Why climate breeds conflict: Syria, drought and civil war

Why climate breeds conflict: Syria, drought and civil war

Syrain war climate change drought risk
ShutterstockChristiaan Triebert
A new report links climate change, volatile weather and extreme social unrest in Syria — an ominous picture of how the risks associated with climate volatility can play out.

There has been speculation and concern among many factions, including the U.S. security community, that the onset of climate change will usher in economic, political and social unrest, leading to additional conflicts around the world. In a report released last fall, the Department of Defense referred to climate change as a “threat multiplier.”

Now, a new report just released in the proceedings of National Academy of Science claims that climate change was a key factor leading up to the current conflict in Syria.

The study points to a severe drought in the region during 2006-2009. The drought led to crop failures that caused some 1.5 million people to migrate to the cities. It turned the country from a food exporter to a net importer, driving food prices up (and illustrating how environmental risks quickly can bleed into other facets of society and the economy).

These changes exacerbated problems in the already-stressed cities when pro-democracy demonstrations broke out, ultimately becoming violent and turning into an uprising against President Bashar al-Assad, who had all but ignored the breakdown. 

As rebel brigades formed to stand up to government forces, the conflict erupted into a full-scale civil war in which some 200,000 lives already have been lost.

A number of research efforts agree that the Syrian drought, the worst in modern times, has its roots in climate change.

Lead author Colin P. Kelley claims that the likelihood of a drought of this magnitude had increased two to three times due to increased aridity in the Fertile Crescent region. Kelley said that they could find no other apparent cause for the warming and drying trend that has developed over the past 100 years.

Martin P. Hoerling, a meteorologist at the National Oceanic and Atmospheric Administration, agreed with the causal link involving "human interference with the climate" and called the study "quite compelling."

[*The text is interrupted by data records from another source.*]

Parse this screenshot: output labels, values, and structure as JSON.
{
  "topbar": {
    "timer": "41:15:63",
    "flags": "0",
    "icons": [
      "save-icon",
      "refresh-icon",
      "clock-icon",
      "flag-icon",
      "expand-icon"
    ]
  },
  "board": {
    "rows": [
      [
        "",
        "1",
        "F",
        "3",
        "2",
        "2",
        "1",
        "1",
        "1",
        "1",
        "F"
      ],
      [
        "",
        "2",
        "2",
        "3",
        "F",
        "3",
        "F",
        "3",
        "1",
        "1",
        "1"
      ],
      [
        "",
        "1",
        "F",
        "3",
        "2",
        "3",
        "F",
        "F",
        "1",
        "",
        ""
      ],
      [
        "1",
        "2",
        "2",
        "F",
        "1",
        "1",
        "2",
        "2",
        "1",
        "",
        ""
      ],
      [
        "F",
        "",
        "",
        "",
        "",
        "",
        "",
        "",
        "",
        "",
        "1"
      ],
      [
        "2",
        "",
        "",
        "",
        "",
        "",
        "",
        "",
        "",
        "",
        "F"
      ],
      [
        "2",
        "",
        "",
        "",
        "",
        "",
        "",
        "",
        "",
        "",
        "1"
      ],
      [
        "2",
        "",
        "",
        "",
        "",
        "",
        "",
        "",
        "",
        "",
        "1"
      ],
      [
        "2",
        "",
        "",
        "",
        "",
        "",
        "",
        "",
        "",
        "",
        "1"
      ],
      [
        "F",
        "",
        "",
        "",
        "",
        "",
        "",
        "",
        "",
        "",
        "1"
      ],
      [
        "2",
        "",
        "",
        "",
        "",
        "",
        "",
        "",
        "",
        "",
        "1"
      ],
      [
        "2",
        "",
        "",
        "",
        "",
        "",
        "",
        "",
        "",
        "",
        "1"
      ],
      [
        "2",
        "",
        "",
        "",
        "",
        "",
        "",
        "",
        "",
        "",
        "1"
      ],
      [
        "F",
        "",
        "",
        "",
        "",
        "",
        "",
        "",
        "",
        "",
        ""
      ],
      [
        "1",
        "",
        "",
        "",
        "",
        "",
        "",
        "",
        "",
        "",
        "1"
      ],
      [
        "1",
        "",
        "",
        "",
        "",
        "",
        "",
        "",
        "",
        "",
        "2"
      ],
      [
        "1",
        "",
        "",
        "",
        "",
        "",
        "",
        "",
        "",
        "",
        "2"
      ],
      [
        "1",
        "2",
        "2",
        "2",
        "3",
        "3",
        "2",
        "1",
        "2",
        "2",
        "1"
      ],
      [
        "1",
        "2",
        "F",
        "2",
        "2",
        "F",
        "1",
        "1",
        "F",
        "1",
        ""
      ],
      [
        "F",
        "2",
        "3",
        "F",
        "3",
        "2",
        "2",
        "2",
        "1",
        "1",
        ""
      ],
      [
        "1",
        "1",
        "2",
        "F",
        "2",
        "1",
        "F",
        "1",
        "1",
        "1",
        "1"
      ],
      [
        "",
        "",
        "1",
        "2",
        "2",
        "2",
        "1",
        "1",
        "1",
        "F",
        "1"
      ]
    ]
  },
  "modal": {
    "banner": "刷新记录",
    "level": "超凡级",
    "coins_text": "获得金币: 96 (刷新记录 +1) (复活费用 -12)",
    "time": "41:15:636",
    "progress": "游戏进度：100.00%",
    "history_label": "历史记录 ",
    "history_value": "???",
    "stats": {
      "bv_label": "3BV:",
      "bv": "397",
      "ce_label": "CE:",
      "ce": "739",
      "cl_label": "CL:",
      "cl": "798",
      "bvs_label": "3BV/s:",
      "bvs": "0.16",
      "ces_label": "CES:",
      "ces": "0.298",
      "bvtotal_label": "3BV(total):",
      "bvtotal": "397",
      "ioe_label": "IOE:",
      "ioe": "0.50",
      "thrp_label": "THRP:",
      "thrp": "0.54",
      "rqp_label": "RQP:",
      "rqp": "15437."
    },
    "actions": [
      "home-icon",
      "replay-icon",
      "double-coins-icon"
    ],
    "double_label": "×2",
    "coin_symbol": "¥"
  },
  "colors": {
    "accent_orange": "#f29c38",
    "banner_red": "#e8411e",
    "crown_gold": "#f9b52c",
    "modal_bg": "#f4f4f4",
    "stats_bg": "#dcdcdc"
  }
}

Researchers at the Center for Climate and Security long have argued that the Syrian drought had a basis in climate change and that the drought had led to widespread displacement. The continued breakdown of law and order in Syria has led to the emergence of ISIS.

A year ago, Christiana Figueres, U.N. climate chief, warned (PDF), "Climate change increases the risk of armed conflict around the world because it worsens poverty and economic shocks."

Last year a Showtime documentary, "Years of Living Dangerously," hosted by Thomas Friedman, highlighted this trend, focusing specifically on Egypt, Syria and Yemen.

Now that hypothesis has some serious scientific weight behind it. A website tied to the documentary, Climate Wars, prominently features a quote from Ahmen Maher, an Egyptian Youth Leader: "If the people can’t find bread, they will make a revolution."

Retired Navy Rear Adm. David Titley, now a professor of meteorology at Penn State University, has the credentials to connect these dots if anyone does.

"It’s a pretty convincing climate fingerprint," he told Slate in an interview. Pointing to decades of poor water policy, "there was no resilience left in the system," and that the drought caused Syria to "break catastrophically."

Given the convergence of political and geophysical factors, plus the critical need for water and its place at the heart of the climate crisis, the stage was set for the Middle East to be a climate disaster years ago — a disaster that might just be beginning to unfold.

This article first appeared at JustMeans.